(Entries taken from a collection)
|---|

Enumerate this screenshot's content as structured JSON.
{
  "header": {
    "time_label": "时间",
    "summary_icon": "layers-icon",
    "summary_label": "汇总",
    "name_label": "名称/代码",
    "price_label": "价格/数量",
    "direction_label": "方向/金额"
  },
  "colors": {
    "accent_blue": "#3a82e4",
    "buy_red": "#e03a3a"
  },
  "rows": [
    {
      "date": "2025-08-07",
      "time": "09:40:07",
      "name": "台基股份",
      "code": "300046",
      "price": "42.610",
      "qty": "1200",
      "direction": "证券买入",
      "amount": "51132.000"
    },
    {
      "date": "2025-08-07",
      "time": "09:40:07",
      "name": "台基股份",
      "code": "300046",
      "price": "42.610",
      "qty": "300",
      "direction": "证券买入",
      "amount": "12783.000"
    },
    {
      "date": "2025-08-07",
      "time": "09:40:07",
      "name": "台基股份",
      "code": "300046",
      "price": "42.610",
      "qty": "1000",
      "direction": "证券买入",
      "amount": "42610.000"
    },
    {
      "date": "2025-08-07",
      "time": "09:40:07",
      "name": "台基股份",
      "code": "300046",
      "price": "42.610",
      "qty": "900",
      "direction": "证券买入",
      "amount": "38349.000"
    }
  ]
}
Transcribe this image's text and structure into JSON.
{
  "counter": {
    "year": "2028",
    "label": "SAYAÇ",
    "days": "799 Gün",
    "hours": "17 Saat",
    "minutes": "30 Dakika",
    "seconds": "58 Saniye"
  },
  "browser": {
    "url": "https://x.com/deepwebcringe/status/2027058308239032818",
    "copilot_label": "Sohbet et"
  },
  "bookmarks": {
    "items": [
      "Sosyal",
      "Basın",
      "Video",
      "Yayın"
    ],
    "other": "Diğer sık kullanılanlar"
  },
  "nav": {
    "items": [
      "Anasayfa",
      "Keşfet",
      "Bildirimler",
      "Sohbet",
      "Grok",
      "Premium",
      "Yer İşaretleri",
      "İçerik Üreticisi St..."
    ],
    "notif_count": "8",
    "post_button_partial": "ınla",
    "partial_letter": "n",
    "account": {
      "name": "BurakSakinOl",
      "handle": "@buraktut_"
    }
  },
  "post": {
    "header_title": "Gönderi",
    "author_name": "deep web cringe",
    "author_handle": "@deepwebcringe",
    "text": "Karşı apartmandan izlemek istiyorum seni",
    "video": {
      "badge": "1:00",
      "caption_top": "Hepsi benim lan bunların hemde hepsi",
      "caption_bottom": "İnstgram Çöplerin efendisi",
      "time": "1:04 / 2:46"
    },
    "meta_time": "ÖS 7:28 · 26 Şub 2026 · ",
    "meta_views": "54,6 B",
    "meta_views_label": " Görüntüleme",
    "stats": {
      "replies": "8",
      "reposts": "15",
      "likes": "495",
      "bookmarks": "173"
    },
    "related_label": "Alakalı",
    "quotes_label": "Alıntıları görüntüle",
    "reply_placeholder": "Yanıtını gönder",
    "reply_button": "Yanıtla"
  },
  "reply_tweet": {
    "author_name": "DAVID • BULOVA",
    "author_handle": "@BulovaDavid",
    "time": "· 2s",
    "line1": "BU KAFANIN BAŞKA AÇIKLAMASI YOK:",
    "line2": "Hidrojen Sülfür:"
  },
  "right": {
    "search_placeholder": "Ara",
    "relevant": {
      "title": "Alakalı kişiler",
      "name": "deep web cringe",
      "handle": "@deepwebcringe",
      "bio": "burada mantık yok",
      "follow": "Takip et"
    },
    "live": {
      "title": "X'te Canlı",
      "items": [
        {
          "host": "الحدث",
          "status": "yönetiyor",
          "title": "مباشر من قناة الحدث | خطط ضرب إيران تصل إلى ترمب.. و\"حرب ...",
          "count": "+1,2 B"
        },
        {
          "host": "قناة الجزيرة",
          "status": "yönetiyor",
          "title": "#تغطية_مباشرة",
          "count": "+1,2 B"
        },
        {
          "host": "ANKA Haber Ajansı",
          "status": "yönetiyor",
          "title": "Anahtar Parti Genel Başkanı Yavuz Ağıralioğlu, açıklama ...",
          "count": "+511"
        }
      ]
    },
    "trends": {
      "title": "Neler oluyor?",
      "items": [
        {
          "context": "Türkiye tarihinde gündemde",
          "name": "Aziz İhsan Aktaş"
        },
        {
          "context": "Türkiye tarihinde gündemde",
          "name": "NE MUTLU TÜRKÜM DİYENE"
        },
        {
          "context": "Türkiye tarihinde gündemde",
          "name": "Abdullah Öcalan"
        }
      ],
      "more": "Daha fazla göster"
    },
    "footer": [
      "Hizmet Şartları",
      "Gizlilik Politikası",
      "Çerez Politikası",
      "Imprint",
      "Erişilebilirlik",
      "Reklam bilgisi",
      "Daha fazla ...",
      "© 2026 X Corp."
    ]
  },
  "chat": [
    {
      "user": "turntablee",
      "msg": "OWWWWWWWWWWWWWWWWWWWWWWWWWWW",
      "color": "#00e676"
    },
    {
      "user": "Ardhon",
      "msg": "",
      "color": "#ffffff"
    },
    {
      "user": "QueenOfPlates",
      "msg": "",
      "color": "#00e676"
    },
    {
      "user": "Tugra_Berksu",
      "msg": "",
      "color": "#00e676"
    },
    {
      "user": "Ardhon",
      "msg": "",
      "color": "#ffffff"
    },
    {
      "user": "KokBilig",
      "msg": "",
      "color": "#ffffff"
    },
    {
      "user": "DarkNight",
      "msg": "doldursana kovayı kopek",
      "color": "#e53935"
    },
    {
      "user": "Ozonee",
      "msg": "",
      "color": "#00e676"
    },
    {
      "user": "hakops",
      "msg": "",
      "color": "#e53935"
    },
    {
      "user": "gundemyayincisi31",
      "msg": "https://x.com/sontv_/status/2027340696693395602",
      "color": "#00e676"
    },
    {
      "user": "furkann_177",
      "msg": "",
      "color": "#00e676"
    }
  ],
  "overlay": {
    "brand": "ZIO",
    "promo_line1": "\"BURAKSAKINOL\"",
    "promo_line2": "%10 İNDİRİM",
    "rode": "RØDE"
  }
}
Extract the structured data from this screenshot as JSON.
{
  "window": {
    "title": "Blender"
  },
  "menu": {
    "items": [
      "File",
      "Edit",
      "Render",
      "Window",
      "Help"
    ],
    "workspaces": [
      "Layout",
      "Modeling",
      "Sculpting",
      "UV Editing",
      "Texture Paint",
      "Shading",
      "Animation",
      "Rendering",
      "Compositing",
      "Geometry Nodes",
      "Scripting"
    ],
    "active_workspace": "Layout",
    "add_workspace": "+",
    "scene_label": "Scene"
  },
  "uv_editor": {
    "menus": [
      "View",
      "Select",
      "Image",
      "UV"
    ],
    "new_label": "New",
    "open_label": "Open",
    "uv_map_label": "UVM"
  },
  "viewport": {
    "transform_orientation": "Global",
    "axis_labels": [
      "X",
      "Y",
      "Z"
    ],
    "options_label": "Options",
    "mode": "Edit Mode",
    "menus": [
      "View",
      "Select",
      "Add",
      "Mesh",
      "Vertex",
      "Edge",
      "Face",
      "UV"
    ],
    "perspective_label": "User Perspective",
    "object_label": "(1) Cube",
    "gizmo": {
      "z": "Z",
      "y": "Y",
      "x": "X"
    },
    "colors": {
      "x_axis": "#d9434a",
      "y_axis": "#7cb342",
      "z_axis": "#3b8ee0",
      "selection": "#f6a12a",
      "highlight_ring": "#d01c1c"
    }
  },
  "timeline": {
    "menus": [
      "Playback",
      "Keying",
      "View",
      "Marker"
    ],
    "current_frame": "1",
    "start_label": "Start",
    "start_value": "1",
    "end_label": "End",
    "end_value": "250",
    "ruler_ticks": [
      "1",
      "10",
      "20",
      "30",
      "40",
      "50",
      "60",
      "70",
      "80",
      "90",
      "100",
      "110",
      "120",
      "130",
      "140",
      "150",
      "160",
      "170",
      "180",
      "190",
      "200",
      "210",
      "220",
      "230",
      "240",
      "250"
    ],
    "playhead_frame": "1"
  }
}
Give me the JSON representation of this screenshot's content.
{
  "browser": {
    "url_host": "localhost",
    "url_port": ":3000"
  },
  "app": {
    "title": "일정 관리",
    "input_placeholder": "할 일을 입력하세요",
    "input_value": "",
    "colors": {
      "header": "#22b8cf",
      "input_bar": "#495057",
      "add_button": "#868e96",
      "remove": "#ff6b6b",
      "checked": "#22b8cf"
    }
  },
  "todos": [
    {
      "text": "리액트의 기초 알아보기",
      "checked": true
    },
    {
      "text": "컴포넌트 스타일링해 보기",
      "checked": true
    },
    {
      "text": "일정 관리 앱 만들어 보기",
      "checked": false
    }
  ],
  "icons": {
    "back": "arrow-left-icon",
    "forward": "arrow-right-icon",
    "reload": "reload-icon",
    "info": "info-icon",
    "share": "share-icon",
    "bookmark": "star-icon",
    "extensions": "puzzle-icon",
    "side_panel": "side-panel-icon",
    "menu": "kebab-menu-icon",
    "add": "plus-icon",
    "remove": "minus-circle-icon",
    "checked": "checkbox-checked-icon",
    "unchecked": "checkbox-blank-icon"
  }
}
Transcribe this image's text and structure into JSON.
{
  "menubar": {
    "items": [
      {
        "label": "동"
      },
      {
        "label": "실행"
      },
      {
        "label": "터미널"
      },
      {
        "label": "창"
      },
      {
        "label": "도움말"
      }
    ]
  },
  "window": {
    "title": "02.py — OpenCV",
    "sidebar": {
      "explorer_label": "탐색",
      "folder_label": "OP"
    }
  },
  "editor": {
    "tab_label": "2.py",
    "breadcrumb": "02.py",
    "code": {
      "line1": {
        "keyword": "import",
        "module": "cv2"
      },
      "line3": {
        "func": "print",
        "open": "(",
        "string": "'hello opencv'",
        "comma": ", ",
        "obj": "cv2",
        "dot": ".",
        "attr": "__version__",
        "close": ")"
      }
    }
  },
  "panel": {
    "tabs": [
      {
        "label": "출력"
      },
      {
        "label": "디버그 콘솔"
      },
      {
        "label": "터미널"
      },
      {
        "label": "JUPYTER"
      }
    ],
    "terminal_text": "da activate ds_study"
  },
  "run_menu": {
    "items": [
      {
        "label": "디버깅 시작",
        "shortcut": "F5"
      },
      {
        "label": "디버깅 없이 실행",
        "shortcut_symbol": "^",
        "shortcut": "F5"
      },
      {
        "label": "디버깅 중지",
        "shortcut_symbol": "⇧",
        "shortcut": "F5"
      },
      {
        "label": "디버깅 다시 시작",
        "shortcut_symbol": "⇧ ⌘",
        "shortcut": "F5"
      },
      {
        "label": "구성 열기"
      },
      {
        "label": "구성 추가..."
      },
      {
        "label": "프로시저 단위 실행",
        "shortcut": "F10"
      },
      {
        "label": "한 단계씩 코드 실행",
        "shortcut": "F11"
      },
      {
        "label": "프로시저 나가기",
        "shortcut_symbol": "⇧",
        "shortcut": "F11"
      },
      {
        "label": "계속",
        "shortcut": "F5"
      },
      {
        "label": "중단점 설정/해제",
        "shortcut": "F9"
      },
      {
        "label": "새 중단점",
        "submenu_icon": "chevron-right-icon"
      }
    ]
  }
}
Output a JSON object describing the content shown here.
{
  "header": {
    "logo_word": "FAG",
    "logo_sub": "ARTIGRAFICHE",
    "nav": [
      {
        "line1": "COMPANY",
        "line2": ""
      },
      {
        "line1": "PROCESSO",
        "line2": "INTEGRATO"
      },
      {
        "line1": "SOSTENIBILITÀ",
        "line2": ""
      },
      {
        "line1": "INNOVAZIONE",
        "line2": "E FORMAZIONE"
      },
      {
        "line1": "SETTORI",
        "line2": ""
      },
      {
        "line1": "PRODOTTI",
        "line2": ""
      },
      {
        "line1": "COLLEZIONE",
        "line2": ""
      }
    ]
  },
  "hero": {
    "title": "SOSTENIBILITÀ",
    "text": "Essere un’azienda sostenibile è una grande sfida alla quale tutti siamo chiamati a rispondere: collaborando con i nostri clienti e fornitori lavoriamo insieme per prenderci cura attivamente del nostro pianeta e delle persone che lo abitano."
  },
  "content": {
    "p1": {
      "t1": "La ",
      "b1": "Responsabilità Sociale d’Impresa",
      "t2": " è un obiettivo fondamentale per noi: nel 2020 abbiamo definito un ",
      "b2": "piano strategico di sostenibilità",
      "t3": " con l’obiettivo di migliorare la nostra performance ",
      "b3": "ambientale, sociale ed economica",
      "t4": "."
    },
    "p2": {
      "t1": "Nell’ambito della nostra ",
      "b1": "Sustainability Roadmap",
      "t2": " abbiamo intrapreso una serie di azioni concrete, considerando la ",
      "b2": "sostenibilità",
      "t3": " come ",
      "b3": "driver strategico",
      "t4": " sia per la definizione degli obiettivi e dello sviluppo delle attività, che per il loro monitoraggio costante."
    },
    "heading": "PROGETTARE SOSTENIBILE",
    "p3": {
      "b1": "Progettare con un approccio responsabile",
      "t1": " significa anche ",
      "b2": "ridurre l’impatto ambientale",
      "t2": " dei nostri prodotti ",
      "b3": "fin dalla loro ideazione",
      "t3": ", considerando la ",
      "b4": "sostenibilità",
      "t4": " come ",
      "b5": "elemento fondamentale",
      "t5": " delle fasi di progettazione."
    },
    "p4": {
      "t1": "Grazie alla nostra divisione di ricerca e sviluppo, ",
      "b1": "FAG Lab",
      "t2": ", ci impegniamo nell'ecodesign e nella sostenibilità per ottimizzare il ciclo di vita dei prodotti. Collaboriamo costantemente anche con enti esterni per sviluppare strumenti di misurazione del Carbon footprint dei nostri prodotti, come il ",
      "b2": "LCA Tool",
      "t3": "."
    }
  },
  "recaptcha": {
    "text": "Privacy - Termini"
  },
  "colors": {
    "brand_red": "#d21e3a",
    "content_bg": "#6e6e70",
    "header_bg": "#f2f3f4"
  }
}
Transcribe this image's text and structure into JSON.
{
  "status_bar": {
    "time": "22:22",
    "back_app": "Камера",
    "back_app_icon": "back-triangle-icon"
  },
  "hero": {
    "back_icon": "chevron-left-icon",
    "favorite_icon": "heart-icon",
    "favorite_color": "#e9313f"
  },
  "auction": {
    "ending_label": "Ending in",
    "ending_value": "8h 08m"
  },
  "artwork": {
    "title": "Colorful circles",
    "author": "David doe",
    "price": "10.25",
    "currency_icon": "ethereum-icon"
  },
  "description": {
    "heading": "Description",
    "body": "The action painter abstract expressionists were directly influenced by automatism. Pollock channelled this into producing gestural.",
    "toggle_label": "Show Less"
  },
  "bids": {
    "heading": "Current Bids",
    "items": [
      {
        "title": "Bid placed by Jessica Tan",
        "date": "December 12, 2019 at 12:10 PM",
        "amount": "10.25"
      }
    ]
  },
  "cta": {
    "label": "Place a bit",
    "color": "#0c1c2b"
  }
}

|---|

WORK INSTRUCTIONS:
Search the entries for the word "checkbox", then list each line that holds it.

TASK ANSWER:
    "checked": "checkbox-checked-icon",
    "unchecked": "checkbox-blank-icon"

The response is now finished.